(App and web page records)
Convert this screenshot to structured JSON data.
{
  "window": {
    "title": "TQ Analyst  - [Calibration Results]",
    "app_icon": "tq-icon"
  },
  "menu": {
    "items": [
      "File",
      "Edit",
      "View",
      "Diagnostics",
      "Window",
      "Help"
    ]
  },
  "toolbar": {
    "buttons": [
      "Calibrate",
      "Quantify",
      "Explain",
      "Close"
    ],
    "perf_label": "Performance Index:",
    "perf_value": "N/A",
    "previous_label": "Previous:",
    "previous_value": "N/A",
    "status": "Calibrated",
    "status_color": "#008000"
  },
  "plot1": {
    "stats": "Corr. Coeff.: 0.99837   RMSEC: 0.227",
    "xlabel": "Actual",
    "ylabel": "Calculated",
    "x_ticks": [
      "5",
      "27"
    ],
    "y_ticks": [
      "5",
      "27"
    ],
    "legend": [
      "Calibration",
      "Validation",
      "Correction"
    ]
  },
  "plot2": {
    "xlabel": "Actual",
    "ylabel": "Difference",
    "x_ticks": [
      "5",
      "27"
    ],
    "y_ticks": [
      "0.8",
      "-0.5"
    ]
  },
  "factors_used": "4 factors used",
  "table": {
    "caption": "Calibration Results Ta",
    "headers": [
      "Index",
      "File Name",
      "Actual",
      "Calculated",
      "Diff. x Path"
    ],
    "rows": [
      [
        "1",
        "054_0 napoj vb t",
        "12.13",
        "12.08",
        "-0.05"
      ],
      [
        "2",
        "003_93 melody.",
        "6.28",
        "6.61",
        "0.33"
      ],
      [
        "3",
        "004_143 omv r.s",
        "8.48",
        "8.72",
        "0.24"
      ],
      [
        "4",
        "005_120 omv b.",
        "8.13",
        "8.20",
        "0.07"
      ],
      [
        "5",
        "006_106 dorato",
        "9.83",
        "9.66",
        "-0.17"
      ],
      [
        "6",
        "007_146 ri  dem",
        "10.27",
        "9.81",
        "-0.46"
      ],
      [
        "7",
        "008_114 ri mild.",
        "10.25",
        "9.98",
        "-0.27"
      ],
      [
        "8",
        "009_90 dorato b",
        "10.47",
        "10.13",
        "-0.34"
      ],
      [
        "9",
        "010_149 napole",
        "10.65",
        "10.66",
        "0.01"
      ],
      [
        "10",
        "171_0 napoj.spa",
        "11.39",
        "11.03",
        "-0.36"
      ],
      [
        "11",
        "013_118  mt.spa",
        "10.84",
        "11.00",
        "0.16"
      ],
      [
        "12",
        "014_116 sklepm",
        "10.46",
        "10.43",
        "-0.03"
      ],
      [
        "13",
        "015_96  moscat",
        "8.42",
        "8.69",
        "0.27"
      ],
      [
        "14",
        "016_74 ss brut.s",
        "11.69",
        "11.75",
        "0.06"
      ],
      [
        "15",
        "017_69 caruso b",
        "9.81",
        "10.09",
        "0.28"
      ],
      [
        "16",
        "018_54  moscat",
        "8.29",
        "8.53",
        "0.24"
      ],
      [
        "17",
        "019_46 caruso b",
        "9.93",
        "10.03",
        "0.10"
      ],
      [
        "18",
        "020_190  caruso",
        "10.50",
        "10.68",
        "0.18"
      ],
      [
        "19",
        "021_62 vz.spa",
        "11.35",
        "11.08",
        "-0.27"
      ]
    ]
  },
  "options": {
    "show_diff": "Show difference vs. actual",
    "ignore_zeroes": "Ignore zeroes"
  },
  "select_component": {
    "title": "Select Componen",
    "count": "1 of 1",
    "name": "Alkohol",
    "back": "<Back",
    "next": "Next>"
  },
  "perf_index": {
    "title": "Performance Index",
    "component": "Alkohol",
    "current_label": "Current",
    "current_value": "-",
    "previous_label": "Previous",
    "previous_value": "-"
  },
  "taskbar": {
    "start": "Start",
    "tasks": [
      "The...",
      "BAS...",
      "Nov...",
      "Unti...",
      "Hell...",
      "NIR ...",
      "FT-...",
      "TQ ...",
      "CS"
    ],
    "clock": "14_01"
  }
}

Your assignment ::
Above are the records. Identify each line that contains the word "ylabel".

Written solution ::
    "ylabel": "Calculated",
    "ylabel": "Difference",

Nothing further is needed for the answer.